Some people love to collect kitchenware (“some people” is me). However, truth be told you can make delicious, impressive meals with only a few things in your kitchen! Here I’ve put together my list of absolutely-essentials and the really-nice-to-haves.
If you’re starting to build your kitchen collection, start with the essentials, then put the wishfuls on next year’s birthday list.
There are so many different types of knives out there it can be completely overwhelming - and very expensive. It’s tempting to buy a $20 Oxo knife at Target, but I’m going to tell you: it’s not worth it.
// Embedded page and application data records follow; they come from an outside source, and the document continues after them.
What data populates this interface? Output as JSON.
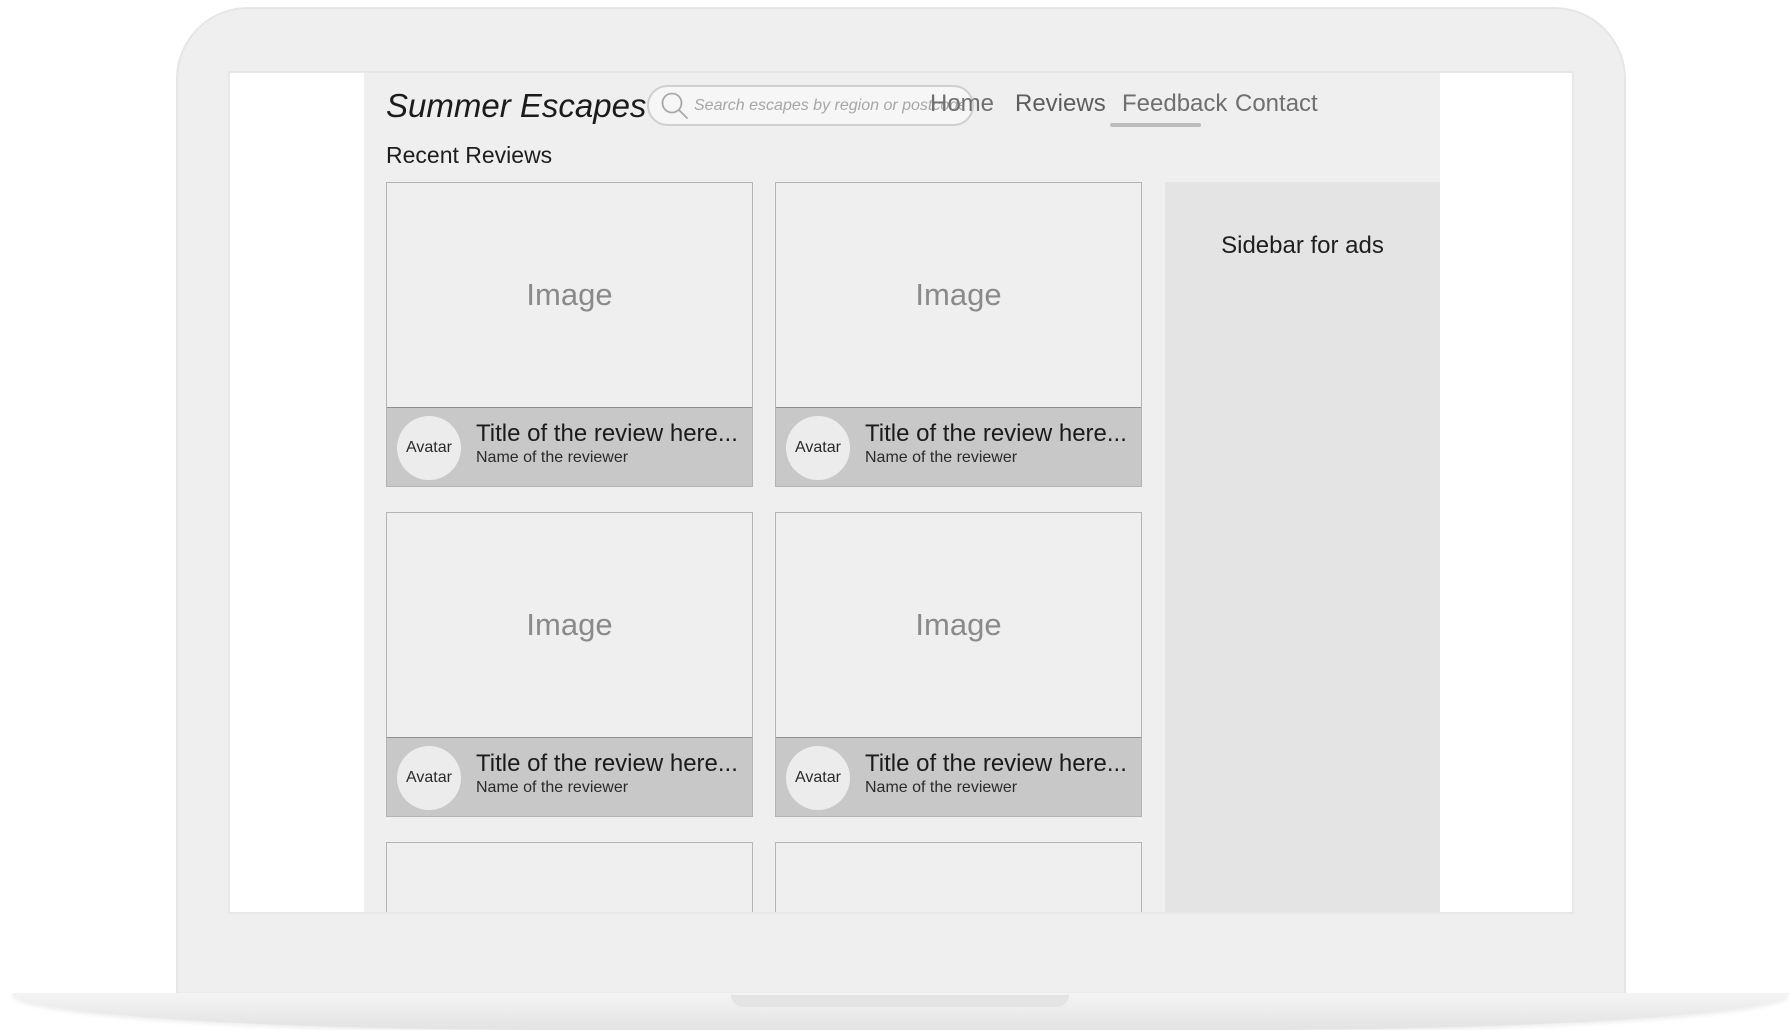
{
  "site": {
    "brand": "Summer Escapes"
  },
  "search": {
    "placeholder": "Search escapes by region or postcode",
    "icon": "search-icon"
  },
  "nav": {
    "items": [
      {
        "label": "Home",
        "active": false
      },
      {
        "label": "Reviews",
        "active": true
      },
      {
        "label": "Feedback",
        "active": false
      },
      {
        "label": "Contact",
        "active": false
      }
    ]
  },
  "main": {
    "section_title": "Recent Reviews",
    "reviews": [
      {
        "image_label": "Image",
        "avatar_label": "Avatar",
        "title": "Title of the review here...",
        "reviewer": "Name of the reviewer"
      },
      {
        "image_label": "Image",
        "avatar_label": "Avatar",
        "title": "Title of the review here...",
        "reviewer": "Name of the reviewer"
      },
      {
        "image_label": "Image",
        "avatar_label": "Avatar",
        "title": "Title of the review here...",
        "reviewer": "Name of the reviewer"
      },
      {
        "image_label": "Image",
        "avatar_label": "Avatar",
        "title": "Title of the review here...",
        "reviewer": "Name of the reviewer"
      }
    ]
  },
  "sidebar": {
    "label": "Sidebar for ads"
  },
  "colors": {
    "page_background": "#efefef",
    "card_footer": "#c8c8c8",
    "sidebar_background": "#e4e4e4",
    "active_underline": "#bdbdbd"
  }
}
Before you spend hundreds of dollars on a set of low-quality knives, I’m going to let you in on a secret: a good chef’s knife and paring knife are really all you need. Yes, yes, yes - a boning knife is perfect for removing flesh from fish, but how often are you really going to do that? Other knives are great for special occasions, but if you’re starting your kitchen collection from scratch this is where you should spend your money.
8-inch Chef’s Knife: I use my chef’s knife every. single. time. I cook. I even have two of them because one is always dirty from being used!
3.5-inch Paring Knife: For any hand-held cutting, this is the perfect size and shape. I cut apple slices, the rind off cantaloupe, and slice avocado with this knife. I use it far less than my chef’s knife (because I’m obsessed with that knife), but this is a great knife for a beginner cook who’s not as comfortable wielding a giant sharp object.
And because you have to have a cutting board, here’s a great option. I recommend more than one and prefer plastic so I can put them in the dishwasher after use (because I’m a little crazy about avoiding cross-contamination and worry about food safety).
Like knives, investing in a quality set of cookware will last years and bring you much joy. However, it’s easy to fill your kitchen with a lot of miscellaneous cooking dishes which you’ll rarely use. Here are the staples in my kitchen which I use all the time (you can tell by the cooking equipment required on the meal plan).
Cast-iron skillets are the BOMB-DIGGITY, YO. I went years. YEARS! Before a friend finally gave me a cast-iron skillet for Christmas.
I knew they were amazing, but o.m.g. I use my cast-iron skillet almost daily. It sears. It fries. It’s easy to clean. It’s really heavy and holds heat well. Heck, you can even take it camping and put it straight into the coals to make your dinner. You’ll want a lid to go with your skillet so you, too, can make perfect Kale & Goat Cheese Hash.
I’ll be honest - I’ve made plenty of quality meals on crappy skillets. Yes, it’s totally possible. But the pans warp, cook unevenly, often burn parts of sauces or skillet dishes and refuse to cook food evenly. A quality pan is made of quality material and it’s worth what you spend on it.
As you can see, my 9x13-inch baking dishes are well-used and well-loved. I use them so frequently I have FIVE of these dishes (2 of which are used almost daily; all five are in use during the holidays when I make Party Mix).
My favorite are my two glass 9x13-inch Pyrex baking dishes which have LIDS. The lids don’t go in the oven, but they are awesome for storing leftovers in the same pan I used to bake - because I hate doing dishes and love reusing pans.
I often use two pans in the same recipe or have one in the fridge storing said leftovers, so I definitely recommend buying these as a two-pack.
If you cook meat, you must have a food thermometer.
There is just no other way to make juicy, tender chicken or pork roast. Using a thermometer you can make sure your steak is cooked to perfection without cutting into it and allowing all the yummy juices to escape.
Yes, yes - a food thermometer will also ensure you don’t get food poisoning from undercooked meat, but more than this your friends and family will be amazed at the perfection you create with this simple tool!
This thermometer checks all the boxes:
Digital - meaning you can set a timer to alert you when your meat is done and it will remain more accurate than a mercury thermometer
Has corded probes which you can insert into meat inside the oven while watching the temp from the outside. No letting hot air out and reduce the risk of burning yourself (yay!)
Has TWO probes so you can place in different parts of a large roast or two separate pieces of meat so everything comes out perfectly!
Yes, you need all four of these silicone spatulas. Silicone is awesome because it doesn’t melt when you *accidentally* leave your spatula in the pan after stirring your eggs.
I loooooove my set of Pyrex mixing bowls with matching lids. They are nice enough to serve out of, functional in all kinds of ways (from mixing up cookie dough to whipping cream to storing cut fruit), and the matching lids mean I don’t have to dirty two dishes to store leftovers. I’ve had my set for 10+ years and would buy it again in a heartbeat.
It’s not very exciting, but a good colander is a must-have. In addition to the obvious draining of pasta, I use mine when washing vegetables (and actually use this instead of a salad spinner to allow water to drain naturally from my lettuce) and fruit.
Pro-tip: wash your grapes in your colander after bring them home from the store, then clip apart small bunches and leave in the colander in the fridge for an easy grab-and-go snack!
These aren’t tools you’ll use every day, but when you need them, you really need them.